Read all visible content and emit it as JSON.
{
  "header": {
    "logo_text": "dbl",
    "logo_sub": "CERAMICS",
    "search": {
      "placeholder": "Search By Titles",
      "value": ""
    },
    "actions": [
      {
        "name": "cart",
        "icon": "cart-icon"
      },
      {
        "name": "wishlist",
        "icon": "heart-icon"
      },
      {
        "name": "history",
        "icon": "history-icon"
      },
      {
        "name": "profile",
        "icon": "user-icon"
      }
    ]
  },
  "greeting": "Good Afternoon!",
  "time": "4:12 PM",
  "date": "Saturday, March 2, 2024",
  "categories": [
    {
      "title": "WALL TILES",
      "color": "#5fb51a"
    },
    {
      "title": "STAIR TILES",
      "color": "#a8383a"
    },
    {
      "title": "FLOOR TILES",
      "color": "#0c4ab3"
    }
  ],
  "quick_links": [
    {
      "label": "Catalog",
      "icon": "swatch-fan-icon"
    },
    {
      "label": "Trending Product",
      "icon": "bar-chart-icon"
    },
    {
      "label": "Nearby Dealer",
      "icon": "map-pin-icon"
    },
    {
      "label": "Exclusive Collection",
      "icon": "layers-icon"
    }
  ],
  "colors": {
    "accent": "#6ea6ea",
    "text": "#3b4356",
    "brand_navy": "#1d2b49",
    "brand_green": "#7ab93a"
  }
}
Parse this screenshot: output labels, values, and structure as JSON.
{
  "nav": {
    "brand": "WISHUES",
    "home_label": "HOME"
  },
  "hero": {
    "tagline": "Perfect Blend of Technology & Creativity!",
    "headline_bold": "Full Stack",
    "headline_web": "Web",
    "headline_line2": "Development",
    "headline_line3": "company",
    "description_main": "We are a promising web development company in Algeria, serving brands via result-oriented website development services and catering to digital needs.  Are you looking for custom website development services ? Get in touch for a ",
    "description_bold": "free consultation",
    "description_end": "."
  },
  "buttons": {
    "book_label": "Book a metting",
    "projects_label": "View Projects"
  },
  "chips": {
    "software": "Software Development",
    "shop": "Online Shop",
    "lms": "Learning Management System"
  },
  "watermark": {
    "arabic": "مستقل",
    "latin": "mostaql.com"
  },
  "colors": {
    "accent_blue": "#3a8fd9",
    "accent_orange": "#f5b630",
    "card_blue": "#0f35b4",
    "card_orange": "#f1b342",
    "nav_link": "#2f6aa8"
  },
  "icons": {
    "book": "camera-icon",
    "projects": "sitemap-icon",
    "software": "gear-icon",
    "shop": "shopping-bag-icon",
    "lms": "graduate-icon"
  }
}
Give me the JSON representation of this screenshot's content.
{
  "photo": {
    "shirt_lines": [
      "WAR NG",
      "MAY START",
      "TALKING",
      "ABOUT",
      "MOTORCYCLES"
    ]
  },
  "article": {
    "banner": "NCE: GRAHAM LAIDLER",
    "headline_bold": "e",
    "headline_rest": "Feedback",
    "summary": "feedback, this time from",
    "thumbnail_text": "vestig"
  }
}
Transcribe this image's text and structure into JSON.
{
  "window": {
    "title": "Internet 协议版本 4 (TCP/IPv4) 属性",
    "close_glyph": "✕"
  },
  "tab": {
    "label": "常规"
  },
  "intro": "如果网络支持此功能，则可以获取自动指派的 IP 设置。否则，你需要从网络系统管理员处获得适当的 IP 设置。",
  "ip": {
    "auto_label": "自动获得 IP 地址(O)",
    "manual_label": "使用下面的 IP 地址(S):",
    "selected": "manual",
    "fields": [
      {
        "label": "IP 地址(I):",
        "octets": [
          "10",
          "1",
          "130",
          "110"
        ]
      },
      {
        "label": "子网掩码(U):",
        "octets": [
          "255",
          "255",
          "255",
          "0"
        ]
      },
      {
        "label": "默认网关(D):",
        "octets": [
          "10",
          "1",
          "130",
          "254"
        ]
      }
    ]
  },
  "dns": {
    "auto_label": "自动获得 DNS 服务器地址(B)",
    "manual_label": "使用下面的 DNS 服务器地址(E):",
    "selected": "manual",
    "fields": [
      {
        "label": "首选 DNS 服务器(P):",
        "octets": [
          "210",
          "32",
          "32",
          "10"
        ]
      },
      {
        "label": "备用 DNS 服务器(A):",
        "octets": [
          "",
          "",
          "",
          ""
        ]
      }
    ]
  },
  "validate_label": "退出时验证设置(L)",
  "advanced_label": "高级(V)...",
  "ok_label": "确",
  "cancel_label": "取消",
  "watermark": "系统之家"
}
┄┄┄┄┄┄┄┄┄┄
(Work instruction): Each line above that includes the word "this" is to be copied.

(Exercise response):
Parse this screenshot: output labels, values, and structure as JSON.
Give me the JSON representation of this screenshot's content.
    "summary": "feedback, this time from",
Transcribe this image's text and structure into JSON.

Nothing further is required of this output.